Lie: Hybrid cars are much better for the environment. “The current generation of hybrid cars use nickel metal hydride (NiMH) batteries, unlike conventional cars, which use lead-acid batteries. Lead, like all heavy metals, is a major pollutant, whereas nickel is not.”–Caterina Nelson
Negative Environmental Impacts
Electricity Sources for PHEVs
Plugging in your car to charge it does not mean you’re necessarily using clean energy. Every city and state produces electric power through diverse energy sources. According to a study by Ohio State University, “If your city’s or state’s power grid is fueled with coal or oil, you may end up emitting as much or more pollution as a traditional vehicle in order to power your car.”
Hybrids Aren’t Emission-Free
Hybrid cars do not reduce as much smog-forming emissions in the environment as people may presume. A 2004 report by the Connecticut General Assembly, stated, “When comparing a traditional compact car to its hybrid counterpart, you can expect emissions to be reduced by approximately 10 percent.” Therefore, hybrid cars still contribute to air pollution.
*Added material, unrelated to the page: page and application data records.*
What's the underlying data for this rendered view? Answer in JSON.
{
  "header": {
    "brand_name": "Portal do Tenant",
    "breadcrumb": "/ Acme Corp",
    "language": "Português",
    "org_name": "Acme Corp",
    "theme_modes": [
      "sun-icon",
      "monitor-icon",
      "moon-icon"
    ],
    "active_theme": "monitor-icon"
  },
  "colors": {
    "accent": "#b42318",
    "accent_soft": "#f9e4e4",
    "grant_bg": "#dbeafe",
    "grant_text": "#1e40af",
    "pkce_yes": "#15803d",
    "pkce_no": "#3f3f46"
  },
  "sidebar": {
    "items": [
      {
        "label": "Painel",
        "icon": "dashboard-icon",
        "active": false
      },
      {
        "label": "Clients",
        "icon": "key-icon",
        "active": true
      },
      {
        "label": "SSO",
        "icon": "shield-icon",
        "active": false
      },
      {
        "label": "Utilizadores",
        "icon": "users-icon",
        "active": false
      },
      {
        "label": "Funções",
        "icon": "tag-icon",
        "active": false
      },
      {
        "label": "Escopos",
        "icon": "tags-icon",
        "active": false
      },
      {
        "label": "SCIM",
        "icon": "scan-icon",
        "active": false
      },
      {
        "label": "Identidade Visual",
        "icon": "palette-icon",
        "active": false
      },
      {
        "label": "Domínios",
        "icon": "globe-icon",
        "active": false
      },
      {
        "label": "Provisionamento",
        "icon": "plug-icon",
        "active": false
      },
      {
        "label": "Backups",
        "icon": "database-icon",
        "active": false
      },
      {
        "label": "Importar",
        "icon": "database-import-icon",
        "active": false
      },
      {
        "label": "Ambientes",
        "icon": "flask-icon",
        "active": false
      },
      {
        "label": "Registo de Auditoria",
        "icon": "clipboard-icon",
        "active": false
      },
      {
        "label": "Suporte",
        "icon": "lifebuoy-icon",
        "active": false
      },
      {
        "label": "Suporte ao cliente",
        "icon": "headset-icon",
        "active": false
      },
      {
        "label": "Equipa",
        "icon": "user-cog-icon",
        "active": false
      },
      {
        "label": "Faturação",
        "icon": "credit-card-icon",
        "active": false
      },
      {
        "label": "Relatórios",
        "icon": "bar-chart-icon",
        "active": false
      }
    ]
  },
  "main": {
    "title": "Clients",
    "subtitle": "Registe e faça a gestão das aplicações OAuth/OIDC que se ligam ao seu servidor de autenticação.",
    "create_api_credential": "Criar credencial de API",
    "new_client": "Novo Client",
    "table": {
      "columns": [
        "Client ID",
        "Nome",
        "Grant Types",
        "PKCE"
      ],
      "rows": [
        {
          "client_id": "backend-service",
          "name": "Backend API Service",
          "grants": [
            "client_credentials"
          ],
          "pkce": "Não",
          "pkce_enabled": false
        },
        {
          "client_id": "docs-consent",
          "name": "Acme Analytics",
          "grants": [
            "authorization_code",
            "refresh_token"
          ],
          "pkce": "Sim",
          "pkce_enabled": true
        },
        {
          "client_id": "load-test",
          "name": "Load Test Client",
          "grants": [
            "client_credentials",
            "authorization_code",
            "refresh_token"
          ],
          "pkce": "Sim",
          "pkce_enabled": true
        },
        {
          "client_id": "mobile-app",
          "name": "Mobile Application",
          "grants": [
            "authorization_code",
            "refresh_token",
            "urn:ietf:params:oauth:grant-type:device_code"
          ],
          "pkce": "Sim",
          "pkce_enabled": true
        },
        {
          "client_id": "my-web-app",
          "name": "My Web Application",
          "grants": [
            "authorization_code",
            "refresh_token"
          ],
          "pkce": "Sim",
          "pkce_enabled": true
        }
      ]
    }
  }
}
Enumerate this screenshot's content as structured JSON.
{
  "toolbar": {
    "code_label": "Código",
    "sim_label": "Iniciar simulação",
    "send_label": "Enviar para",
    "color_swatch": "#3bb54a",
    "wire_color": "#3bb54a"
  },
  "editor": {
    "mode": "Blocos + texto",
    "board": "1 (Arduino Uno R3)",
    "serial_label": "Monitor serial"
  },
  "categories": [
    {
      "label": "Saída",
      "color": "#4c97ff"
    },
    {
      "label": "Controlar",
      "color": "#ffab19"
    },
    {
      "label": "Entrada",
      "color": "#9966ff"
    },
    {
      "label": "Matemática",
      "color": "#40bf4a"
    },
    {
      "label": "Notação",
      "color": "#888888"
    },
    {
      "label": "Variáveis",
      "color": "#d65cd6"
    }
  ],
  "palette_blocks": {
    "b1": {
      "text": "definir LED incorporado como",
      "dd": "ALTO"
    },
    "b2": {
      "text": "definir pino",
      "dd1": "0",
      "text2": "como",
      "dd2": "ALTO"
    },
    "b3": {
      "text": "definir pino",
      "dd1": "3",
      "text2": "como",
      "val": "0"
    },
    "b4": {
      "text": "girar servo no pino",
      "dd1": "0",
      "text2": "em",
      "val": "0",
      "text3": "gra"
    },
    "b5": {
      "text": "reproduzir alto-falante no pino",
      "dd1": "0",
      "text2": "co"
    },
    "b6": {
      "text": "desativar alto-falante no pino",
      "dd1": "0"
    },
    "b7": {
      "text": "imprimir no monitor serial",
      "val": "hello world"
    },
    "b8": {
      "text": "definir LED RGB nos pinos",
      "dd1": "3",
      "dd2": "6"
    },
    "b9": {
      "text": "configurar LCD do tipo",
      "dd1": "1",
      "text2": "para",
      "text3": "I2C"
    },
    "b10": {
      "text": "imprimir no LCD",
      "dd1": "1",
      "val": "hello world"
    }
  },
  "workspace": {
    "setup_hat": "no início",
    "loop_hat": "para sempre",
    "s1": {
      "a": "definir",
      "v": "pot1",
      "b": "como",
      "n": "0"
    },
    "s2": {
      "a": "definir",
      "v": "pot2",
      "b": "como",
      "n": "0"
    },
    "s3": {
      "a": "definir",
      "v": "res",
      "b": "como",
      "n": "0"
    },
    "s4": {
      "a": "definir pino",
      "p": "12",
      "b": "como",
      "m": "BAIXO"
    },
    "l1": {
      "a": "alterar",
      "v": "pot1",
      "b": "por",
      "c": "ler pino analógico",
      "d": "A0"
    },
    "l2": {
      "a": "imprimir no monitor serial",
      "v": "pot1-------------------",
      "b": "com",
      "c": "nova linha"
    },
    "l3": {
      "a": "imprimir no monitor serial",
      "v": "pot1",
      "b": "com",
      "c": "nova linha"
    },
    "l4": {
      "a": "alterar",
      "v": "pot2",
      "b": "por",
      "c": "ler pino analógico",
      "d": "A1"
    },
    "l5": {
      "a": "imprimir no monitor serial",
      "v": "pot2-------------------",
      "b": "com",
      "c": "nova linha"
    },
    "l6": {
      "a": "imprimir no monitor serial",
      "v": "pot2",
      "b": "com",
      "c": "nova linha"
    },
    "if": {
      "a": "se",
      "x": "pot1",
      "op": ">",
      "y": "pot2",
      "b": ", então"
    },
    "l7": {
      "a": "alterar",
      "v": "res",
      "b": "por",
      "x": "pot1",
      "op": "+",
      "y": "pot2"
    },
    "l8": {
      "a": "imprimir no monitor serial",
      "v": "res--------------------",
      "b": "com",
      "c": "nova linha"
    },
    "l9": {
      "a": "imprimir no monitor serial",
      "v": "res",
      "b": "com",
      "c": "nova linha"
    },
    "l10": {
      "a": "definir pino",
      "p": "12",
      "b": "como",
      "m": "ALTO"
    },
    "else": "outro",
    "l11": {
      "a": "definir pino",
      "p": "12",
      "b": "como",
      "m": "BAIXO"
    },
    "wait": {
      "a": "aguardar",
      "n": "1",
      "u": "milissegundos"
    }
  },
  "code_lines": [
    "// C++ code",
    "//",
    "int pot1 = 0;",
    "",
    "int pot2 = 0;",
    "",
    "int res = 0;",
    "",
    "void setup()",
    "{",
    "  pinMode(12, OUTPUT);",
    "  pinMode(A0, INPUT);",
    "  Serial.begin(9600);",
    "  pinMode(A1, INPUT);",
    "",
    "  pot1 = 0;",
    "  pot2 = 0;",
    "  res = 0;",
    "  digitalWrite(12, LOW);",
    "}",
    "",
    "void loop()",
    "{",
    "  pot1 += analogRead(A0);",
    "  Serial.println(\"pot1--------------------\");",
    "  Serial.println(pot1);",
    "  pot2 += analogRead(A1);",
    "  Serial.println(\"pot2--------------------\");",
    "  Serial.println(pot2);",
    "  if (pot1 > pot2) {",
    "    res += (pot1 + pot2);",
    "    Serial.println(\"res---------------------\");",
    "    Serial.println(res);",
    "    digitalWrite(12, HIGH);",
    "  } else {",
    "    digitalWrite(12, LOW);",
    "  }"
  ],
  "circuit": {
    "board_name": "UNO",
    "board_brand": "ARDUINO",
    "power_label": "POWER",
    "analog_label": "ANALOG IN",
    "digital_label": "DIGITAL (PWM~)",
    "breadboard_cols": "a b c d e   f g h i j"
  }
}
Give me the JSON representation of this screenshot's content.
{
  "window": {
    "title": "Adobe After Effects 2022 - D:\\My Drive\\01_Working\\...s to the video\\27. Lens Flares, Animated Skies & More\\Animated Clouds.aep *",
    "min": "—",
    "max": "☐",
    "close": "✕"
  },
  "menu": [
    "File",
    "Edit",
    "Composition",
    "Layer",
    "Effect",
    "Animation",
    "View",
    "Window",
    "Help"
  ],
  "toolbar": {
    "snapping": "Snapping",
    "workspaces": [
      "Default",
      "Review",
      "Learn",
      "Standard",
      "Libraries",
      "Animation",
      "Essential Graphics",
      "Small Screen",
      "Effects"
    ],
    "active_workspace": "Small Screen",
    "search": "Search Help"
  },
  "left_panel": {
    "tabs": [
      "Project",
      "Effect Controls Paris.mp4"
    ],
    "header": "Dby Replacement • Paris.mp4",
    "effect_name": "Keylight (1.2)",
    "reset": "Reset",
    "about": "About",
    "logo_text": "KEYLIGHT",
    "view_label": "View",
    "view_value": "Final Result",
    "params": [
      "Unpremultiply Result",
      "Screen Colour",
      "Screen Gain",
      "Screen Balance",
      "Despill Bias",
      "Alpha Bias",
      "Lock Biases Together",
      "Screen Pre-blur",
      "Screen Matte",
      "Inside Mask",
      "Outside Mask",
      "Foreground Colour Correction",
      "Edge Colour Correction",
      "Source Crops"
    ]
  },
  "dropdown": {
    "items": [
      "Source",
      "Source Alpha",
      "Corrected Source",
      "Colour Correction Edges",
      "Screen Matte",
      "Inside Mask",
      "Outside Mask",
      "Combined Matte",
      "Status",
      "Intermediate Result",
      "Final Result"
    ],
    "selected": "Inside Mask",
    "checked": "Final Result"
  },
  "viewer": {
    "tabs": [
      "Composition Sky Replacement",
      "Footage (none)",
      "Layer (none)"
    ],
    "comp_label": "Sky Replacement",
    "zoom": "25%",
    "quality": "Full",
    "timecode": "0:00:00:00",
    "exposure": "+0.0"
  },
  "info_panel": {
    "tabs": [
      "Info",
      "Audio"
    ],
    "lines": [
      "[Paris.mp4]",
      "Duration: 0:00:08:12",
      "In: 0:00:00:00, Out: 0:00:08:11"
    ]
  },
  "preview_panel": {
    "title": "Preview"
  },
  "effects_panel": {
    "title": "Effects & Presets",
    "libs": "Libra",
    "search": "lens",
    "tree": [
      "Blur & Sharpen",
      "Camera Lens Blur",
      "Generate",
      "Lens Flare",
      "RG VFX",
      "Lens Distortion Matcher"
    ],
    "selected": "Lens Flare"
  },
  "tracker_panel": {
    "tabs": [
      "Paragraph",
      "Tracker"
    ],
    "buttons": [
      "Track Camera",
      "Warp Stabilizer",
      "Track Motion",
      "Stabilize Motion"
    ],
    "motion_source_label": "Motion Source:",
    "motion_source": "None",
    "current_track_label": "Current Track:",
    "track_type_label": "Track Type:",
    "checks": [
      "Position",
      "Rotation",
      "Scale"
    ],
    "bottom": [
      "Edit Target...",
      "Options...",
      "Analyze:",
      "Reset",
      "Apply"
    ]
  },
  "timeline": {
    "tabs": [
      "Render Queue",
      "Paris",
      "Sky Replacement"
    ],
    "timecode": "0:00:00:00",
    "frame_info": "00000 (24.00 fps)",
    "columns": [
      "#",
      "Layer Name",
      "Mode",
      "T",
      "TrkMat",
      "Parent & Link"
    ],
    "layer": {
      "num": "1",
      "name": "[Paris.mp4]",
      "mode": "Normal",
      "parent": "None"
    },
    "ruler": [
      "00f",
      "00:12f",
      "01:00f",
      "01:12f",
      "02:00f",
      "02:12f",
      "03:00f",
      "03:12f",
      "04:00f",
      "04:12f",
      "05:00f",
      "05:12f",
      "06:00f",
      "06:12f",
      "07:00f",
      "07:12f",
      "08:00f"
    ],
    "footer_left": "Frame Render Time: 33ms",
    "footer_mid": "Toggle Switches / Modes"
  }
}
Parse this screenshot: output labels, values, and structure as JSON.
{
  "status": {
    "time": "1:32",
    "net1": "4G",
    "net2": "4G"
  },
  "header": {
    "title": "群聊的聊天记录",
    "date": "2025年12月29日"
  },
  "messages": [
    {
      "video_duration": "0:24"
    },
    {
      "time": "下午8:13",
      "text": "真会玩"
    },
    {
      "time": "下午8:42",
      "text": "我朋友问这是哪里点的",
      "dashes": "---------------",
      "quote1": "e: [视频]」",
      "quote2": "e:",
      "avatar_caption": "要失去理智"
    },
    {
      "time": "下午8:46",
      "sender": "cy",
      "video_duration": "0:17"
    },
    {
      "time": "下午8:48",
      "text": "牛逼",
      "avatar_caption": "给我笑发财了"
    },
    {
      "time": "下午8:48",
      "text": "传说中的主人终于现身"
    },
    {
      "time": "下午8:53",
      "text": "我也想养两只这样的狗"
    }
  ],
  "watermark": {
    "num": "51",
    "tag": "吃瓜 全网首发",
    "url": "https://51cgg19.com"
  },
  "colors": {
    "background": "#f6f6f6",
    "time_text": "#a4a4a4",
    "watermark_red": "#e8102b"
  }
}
Consider the Batteries
Traditional vehicles use lead-acid batteries. Lead is a toxic chemical that, when released into the environment, can cause lasting damage. Most HEVs and PHEVs use nickel-hydride and lithium-ion batteries which were thought to be better for the environment. Sadly, this belief is not true. According to the Environmental Protection Agency, nickel is a likely human poison, and wrongly disposing of nickel-hydride batteries can pose an environmental danger.
More Heavy Metals
In addition to using nickel in some HEV and PHEV batteries, HEVs and PHEVs use huge amounts of copper in in various parts of their machinery such as their electric drive motors and wiring. Copper must be mined either from open pits or underground mines in a way that can essentially lead to environmental degradation. The University of Illinois Urbana-Champagne’s Illinois Sustainable Technology Center found that copper mining contributes to air emissions of several metals and sulfuric acid. Open pit mining comprises the stripping and removing of surface grasses, trees and dirt to unearth the deposits of minerals.
Hybrid vehicles may have potential safety problems. The electric mechanisms of the vehicle that make it so fuel-efficient also mean that the engine has high-voltage wiring. Hybrid Cars.org fears that if the car happened to get into a crash and some wires are open, emergency personnel or other individuals at the crash site may get electrocuted.